TASK → If a line in the listing contains "search", copy it out whole.

DATA SUPPLIED →
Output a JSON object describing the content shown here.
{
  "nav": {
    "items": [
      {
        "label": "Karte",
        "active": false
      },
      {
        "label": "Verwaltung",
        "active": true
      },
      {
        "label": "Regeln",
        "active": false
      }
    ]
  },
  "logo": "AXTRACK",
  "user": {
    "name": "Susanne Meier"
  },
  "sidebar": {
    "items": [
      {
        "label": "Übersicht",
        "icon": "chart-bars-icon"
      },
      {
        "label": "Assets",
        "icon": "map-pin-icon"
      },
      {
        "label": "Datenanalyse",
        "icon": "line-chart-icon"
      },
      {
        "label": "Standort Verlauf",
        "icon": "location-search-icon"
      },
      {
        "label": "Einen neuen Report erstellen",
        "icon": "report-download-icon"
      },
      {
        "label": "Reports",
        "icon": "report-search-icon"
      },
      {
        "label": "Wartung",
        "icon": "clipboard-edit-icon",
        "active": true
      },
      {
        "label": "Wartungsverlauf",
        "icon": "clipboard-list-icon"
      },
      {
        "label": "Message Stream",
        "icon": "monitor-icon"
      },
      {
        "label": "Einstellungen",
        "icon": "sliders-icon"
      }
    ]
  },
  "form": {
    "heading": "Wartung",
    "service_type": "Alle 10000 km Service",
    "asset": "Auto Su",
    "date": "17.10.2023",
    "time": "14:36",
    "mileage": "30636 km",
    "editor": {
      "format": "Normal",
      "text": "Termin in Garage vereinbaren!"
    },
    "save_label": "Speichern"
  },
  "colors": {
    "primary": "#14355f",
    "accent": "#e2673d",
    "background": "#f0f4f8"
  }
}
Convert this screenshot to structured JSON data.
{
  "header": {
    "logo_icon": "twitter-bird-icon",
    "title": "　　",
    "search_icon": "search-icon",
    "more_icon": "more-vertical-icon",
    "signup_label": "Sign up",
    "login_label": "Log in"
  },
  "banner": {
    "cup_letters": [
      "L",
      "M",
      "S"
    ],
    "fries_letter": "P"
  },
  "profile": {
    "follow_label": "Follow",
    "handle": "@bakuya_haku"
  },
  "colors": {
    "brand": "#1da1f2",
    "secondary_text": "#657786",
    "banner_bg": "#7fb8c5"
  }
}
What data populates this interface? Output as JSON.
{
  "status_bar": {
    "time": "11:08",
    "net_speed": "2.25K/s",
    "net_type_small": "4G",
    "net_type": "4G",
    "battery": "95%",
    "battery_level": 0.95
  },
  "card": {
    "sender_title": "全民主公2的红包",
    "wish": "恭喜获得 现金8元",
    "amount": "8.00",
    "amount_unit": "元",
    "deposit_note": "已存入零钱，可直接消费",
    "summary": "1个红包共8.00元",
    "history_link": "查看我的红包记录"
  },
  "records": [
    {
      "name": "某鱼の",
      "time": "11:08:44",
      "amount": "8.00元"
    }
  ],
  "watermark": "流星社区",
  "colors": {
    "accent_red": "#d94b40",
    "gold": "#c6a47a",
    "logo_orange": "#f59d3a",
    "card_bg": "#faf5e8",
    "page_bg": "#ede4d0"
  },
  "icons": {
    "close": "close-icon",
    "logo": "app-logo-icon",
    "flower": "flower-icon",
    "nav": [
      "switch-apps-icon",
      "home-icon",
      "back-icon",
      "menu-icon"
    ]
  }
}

WRITTEN REPLY →
        "icon": "location-search-icon"
        "icon": "report-search-icon"
    "search_icon": "search-icon",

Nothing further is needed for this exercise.